▸ **TASK**: Return all the lines below, exactly as they read.

▸ **PROVIDED INFORMATION**:

********************

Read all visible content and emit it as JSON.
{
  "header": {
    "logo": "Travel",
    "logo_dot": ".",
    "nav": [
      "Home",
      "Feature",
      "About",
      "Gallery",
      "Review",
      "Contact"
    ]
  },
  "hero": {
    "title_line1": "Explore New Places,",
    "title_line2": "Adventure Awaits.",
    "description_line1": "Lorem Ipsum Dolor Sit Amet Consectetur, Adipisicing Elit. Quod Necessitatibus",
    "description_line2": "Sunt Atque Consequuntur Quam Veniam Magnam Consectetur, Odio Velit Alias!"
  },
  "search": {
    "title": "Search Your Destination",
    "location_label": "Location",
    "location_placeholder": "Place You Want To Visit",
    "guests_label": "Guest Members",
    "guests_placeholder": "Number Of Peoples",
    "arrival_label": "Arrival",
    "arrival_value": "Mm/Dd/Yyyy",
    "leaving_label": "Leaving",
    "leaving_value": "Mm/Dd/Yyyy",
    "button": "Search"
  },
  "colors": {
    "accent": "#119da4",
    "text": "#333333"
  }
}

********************

▸ **ANSWER FOR THIS EXERCISE**:
Read all visible content and emit it as JSON.
{
  "header": {
    "logo": "Travel",
    "logo_dot": ".",
    "nav": [
      "Home",
      "Feature",
      "About",
      "Gallery",
      "Review",
      "Contact"
    ]
  },
  "hero": {
    "title_line1": "Explore New Places,",
    "title_line2": "Adventure Awaits.",
    "description_line1": "Lorem Ipsum Dolor Sit Amet Consectetur, Adipisicing Elit. Quod Necessitatibus",
    "description_line2": "Sunt Atque Consequuntur Quam Veniam Magnam Consectetur, Odio Velit Alias!"
  },
  "search": {
    "title": "Search Your Destination",
    "location_label": "Location",
    "location_placeholder": "Place You Want To Visit",
    "guests_label": "Guest Members",
    "guests_placeholder": "Number Of Peoples",
    "arrival_label": "Arrival",
    "arrival_value": "Mm/Dd/Yyyy",
    "leaving_label": "Leaving",
    "leaving_value": "Mm/Dd/Yyyy",
    "button": "Search"
  },
  "colors": {
    "accent": "#119da4",
    "text": "#333333"
  }
}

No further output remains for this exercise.